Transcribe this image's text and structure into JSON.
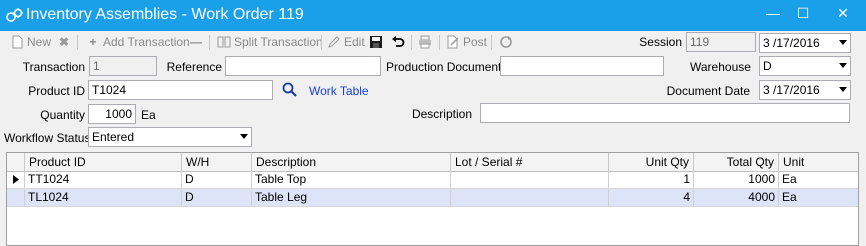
{
  "window": {
    "title": "Inventory Assemblies - Work Order 119",
    "minimize": "—",
    "maximize": "☐",
    "close": "✕",
    "accent": "#1aa0e8"
  },
  "toolbar": {
    "new": "New",
    "add_transaction": "Add Transaction",
    "split_transaction": "Split Transaction",
    "edit": "Edit",
    "post": "Post",
    "session_label": "Session",
    "session_value": "119",
    "session_date": "3 /17/2016"
  },
  "form": {
    "transaction_label": "Transaction",
    "transaction_value": "1",
    "reference_label": "Reference",
    "reference_value": "",
    "production_document_label": "Production Document",
    "production_document_value": "",
    "warehouse_label": "Warehouse",
    "warehouse_value": "D",
    "product_id_label": "Product ID",
    "product_id_value": "T1024",
    "work_table_link": "Work Table",
    "document_date_label": "Document Date",
    "document_date_value": "3 /17/2016",
    "quantity_label": "Quantity",
    "quantity_value": "1000",
    "quantity_unit": "Ea",
    "description_label": "Description",
    "description_value": "",
    "workflow_status_label": "Workflow Status",
    "workflow_status_value": "Entered"
  },
  "grid": {
    "columns": [
      "Product ID",
      "W/H",
      "Description",
      "Lot / Serial #",
      "Unit Qty",
      "Total Qty",
      "Unit"
    ],
    "rows": [
      {
        "product_id": "TT1024",
        "wh": "D",
        "description": "Table Top",
        "lot_serial": "",
        "unit_qty": "1",
        "total_qty": "1000",
        "unit": "Ea"
      },
      {
        "product_id": "TL1024",
        "wh": "D",
        "description": "Table Leg",
        "lot_serial": "",
        "unit_qty": "4",
        "total_qty": "4000",
        "unit": "Ea"
      }
    ]
  }
}
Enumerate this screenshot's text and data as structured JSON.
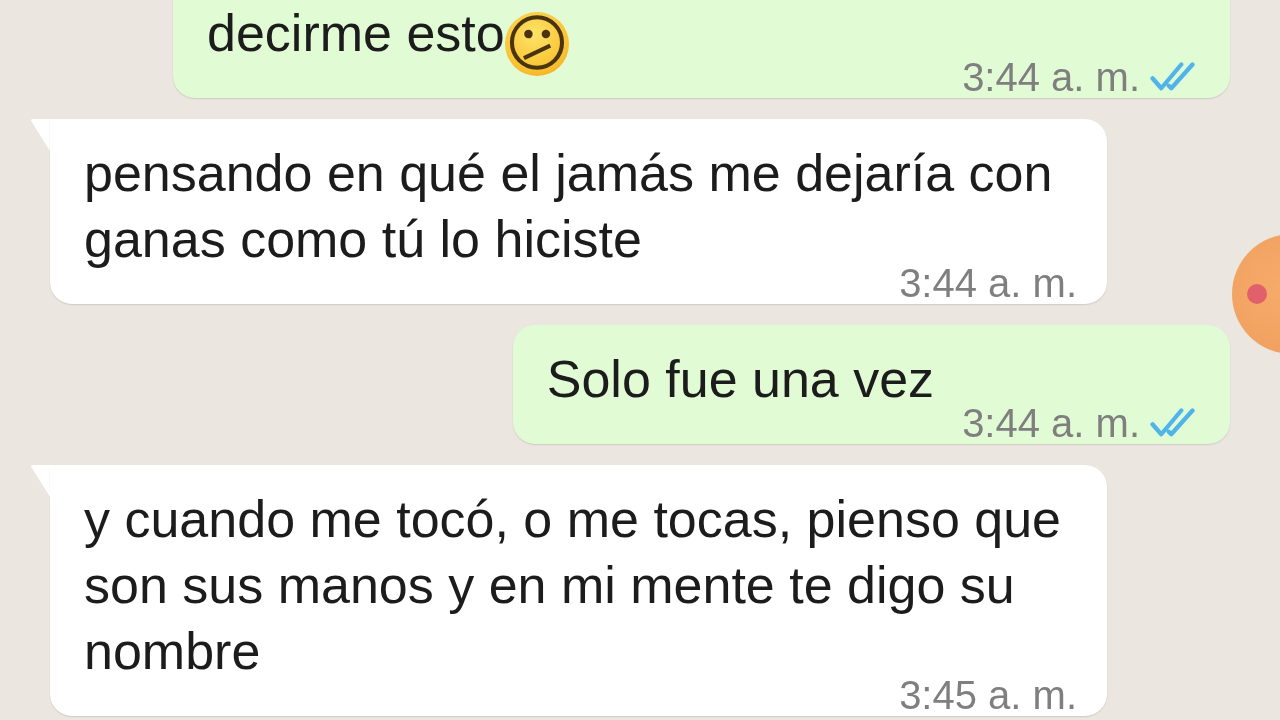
{
  "messages": [
    {
      "kind": "outgoing",
      "continued_above": true,
      "text": "decirme esto",
      "emoji": "😕",
      "time": "3:44 a. m.",
      "read": true
    },
    {
      "kind": "incoming",
      "continued_above": false,
      "text": "pensando en qué el jamás me dejaría con ganas como tú lo hiciste",
      "time": "3:44 a. m."
    },
    {
      "kind": "outgoing",
      "continued_above": false,
      "text": "Solo fue una vez",
      "time": "3:44 a. m.",
      "read": true
    },
    {
      "kind": "incoming",
      "continued_above": false,
      "text": "y cuando me tocó, o me tocas, pienso que son sus manos y en mi mente te digo su nombre",
      "time": "3:45 a. m."
    }
  ],
  "recording_overlay": true
}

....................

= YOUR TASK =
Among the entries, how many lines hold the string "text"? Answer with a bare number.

= EXERCISE ANSWER =
6